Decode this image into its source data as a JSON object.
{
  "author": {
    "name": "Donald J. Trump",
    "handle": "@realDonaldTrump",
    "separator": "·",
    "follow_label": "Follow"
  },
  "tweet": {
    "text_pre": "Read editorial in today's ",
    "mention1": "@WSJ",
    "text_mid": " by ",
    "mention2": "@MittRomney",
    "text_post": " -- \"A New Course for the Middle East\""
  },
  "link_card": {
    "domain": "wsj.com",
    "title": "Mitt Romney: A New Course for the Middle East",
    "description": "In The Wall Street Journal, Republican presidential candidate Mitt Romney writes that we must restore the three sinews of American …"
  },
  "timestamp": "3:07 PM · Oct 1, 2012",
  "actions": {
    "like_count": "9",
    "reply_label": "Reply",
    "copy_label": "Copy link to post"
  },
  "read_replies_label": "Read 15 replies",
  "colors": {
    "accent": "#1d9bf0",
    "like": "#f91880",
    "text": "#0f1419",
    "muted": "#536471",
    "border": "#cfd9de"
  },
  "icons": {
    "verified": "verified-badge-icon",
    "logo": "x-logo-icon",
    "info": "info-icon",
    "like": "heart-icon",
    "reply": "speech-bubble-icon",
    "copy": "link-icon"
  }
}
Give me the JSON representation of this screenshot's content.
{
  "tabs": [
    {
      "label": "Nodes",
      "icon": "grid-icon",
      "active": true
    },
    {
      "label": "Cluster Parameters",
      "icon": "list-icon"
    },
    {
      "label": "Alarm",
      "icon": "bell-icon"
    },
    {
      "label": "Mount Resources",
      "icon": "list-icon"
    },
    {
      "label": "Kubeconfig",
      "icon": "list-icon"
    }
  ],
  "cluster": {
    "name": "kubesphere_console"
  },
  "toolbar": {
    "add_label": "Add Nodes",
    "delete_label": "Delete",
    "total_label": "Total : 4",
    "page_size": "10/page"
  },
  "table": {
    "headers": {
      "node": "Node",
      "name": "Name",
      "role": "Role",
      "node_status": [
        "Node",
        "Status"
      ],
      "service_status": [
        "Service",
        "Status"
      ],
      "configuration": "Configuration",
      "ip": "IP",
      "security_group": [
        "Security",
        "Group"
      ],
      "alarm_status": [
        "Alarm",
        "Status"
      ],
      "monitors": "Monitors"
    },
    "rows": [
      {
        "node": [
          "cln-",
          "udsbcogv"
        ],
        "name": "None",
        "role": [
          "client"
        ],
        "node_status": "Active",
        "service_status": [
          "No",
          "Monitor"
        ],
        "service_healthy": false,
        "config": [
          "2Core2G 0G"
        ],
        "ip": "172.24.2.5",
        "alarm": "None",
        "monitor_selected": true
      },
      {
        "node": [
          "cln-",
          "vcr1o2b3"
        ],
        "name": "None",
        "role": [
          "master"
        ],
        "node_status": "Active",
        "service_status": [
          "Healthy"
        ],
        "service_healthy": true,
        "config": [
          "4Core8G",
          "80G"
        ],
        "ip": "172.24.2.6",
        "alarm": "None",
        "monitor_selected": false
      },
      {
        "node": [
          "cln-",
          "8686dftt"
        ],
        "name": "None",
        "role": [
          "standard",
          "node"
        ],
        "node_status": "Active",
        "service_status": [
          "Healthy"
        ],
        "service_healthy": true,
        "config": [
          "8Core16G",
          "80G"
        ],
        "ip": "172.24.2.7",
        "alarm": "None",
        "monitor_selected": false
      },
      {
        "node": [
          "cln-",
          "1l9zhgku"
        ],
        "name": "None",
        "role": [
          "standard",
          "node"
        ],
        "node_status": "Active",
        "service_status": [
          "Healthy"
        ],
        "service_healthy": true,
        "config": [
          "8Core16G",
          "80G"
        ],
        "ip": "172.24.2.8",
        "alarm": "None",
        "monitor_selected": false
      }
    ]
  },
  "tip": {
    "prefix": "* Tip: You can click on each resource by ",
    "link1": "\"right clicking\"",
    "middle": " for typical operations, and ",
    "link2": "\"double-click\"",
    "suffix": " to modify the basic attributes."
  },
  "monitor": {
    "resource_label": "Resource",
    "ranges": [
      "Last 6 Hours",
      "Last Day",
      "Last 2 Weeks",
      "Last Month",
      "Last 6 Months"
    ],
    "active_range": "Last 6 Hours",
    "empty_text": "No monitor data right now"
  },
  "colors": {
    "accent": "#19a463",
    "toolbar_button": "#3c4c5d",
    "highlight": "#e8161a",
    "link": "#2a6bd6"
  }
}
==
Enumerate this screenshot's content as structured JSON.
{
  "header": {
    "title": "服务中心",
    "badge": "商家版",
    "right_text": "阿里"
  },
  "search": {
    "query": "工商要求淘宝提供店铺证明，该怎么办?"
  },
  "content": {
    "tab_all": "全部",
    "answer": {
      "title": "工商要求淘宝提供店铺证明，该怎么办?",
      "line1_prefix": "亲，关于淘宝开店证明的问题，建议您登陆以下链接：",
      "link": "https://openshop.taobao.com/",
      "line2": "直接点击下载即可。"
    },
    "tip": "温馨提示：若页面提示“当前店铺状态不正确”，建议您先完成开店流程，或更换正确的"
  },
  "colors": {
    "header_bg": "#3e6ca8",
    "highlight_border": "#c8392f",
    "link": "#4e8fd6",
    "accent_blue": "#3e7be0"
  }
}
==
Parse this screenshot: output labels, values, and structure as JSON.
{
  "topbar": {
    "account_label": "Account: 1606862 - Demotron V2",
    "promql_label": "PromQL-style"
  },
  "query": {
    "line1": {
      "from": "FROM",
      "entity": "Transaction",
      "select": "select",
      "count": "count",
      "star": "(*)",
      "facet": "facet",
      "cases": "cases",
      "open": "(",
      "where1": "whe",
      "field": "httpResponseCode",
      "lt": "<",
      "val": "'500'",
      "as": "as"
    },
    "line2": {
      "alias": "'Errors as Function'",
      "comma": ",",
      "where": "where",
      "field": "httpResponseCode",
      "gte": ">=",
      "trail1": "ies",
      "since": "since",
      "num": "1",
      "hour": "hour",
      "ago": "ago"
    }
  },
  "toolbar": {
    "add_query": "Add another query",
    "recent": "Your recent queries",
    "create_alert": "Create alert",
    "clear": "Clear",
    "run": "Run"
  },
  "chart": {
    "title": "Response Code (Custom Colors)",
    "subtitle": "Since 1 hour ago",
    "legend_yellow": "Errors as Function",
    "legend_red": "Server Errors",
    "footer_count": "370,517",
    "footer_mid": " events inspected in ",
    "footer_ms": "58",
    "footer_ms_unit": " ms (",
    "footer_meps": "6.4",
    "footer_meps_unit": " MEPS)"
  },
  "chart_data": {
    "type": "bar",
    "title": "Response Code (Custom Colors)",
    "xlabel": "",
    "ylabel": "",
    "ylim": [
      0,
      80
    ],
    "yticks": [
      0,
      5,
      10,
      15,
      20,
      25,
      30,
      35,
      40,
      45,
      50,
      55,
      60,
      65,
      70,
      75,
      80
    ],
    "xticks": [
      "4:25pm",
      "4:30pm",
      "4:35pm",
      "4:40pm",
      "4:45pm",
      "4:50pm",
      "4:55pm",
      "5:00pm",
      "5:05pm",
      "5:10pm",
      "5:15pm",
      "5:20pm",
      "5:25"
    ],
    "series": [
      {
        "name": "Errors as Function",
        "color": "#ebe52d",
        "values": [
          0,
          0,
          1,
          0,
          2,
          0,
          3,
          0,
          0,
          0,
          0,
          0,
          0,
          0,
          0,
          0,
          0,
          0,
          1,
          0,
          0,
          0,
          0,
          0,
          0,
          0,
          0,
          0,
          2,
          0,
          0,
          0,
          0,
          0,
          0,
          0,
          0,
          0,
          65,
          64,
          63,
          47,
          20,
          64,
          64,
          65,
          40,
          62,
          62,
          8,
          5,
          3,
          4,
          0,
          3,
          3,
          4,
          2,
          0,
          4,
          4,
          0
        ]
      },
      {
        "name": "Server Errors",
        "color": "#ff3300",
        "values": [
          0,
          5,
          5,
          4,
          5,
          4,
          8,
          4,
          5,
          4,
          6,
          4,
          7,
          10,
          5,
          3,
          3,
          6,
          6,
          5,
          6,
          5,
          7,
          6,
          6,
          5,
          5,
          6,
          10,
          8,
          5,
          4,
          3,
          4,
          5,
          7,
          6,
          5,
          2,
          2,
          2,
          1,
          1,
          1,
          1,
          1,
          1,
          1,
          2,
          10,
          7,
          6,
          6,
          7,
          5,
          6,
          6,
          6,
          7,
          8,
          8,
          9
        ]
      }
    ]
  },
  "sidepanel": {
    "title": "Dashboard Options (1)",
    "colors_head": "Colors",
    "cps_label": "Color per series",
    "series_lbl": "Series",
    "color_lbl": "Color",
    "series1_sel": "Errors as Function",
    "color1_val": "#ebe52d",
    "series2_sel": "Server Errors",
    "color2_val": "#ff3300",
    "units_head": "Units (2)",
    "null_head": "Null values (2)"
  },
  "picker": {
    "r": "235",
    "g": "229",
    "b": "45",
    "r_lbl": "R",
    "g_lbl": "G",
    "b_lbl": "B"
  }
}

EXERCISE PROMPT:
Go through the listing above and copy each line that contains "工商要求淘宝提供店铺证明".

RESULT OF THE EXERCISE:
    "query": "工商要求淘宝提供店铺证明，该怎么办?"
      "title": "工商要求淘宝提供店铺证明，该怎么办?",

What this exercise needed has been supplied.